State officials are urging Oregonians to exercise caution against fraud and misleading marketing as the Medicare open enrollment period kicks off.
Oregonians navigating enrollment for 2023 can turn to state consumer assistance specialists at the Senior Health Insurance Benefits Assistance (SHIBA) program to understand their Medicare options and benefits, receive enrollment guidance and avoid Medicare scams. Open enrollment started Oct. 15 and lasts until Dec. 7.
Medicare scams and deceptive marketing practices have emerged as a national issue. In August, U.S. Sen. Ron Wyden, D-Oregon, launched an inquiry into deceptive marketing, citing a rise in complaints. Private insurers offering Medicare Advantage plans have recently come under particular scrutiny; the privatized plans sometimes place extra limitations on patient care access and have been accused of overbilling the federal government, helping them generate higher profit margins than on other health insurance.
Oregonians who need help with the Medicare open enrollment process can call SHIBA at 800-722-4134 (toll-free) or visit the SHIBA website at SHIBA.Oregon.gov. The program is operated by the Oregon Department of Human Services Office of Aging and People with Disabilities.
The 2023 Oregon Guide to Medicare Insurance Plans will be available on the SHIBA website on Oct. 18, 2022. About 900,000 Oregonians are enrolled in Medicare, which provides low-cost health coverage to people 65 and older.
State officials said this year’s enrollment is especially important as recently passed federal legislation will lower Medicare costs for some.

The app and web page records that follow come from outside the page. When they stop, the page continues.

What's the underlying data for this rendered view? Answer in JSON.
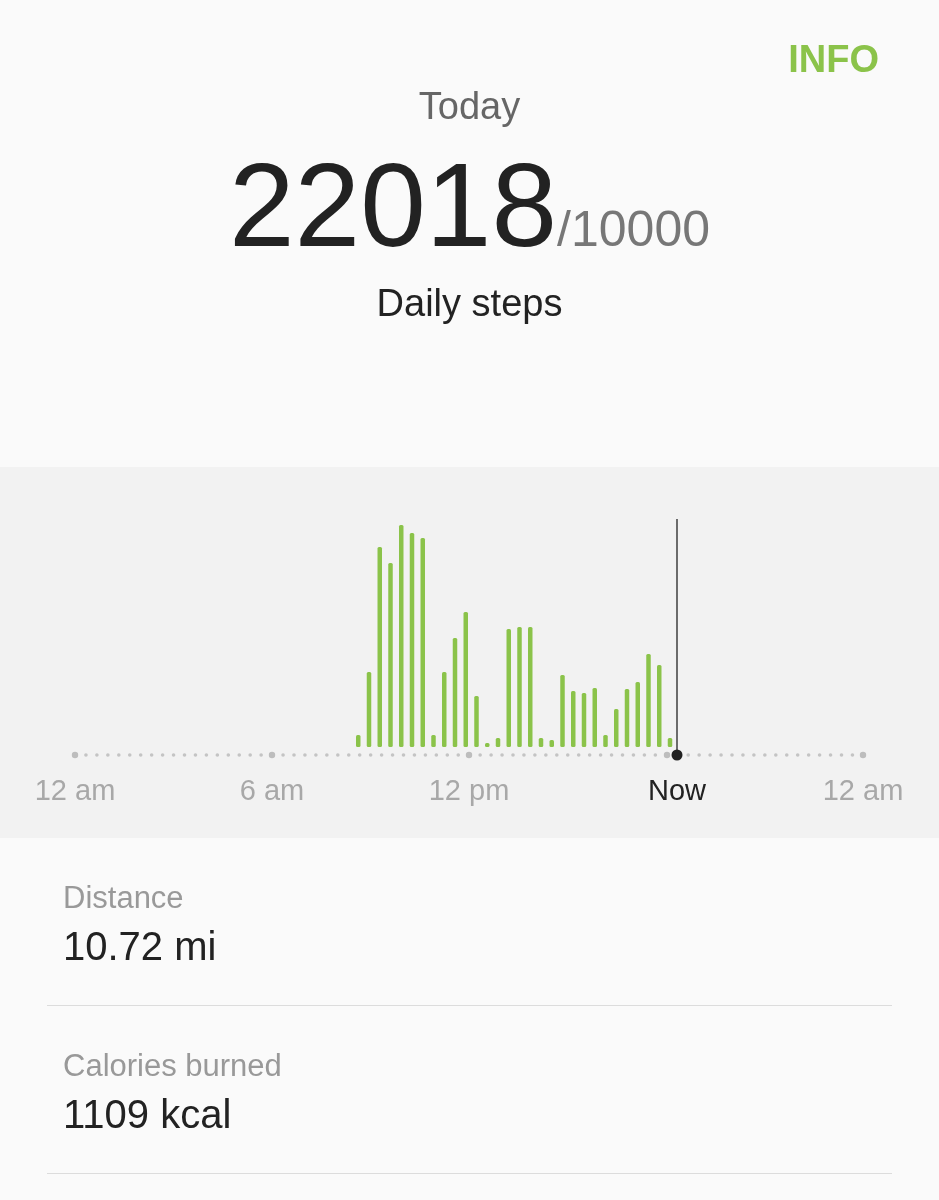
{
  "header": {
    "action": "INFO"
  },
  "summary": {
    "period": "Today",
    "steps": "22018",
    "goal": "/10000",
    "label": "Daily steps"
  },
  "chart": {
    "x_labels": [
      {
        "text": "12 am",
        "selected": false
      },
      {
        "text": "6 am",
        "selected": false
      },
      {
        "text": "12 pm",
        "selected": false
      },
      {
        "text": "Now",
        "selected": true
      },
      {
        "text": "12 am",
        "selected": false
      }
    ]
  },
  "stats": [
    {
      "label": "Distance",
      "value": "10.72 mi"
    },
    {
      "label": "Calories burned",
      "value": "1109 kcal"
    }
  ]
}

“With new changes to Medicare through the Inflation Reduction Act, it’s important that people understand how these changes may affect their benefits. SHIBA certified counselors can help people make informed decisions to choose the plan that works best for them,” said Jane-ellen Weidanz, who oversees SHIBA as APD Long Term Services and Supports Administrator, in a statement.
SHIBA counselors in 2021 conducted more than 16,000 one-on-one appointments with people, primarily over the phone and virtually.
Those appointments uncovered more than 700 reports of Medicare scams or fraudulent marketing tactics, state officials said in a release.
For example, Oregonians got help when they found they were wrongfully signed up for a plan or charged for services they never received. SHIBA-certified counselors can help people report scams to Medicare and educate callers on how to avoid Medicare scams or fraud.
“Our No. 1 tip for fraud prevention is for people to keep their Medicare number safe ̶ do not give it out to anyone who calls you about Medicare. You do not need to provide your Medicare ID number to get information about plans.” said Weidanz.
Donna Delikat, interim director of the agency’s state health insurance assistance program, said people should call in whenever they have lingering questions that something seems off.
“Anytime they feel that something is not right, they should report it,” she said. “That’s one of our mandates to educate people on how to report any kind of fraudulent activity on their accounts.”
On Sept. 15 the Oregon Department of Human Services and Oregon Consumer and Business Services sent Wyden’s office a letter detailing complaints they'd received.
Examples of complaint narratives include misleading television ads, receiving misinformation from sales agents and trouble receiving coverage after signing up for marketed plans.
You can reach Ben Botkin at [email protected] or via Twitter @BenBotkin1.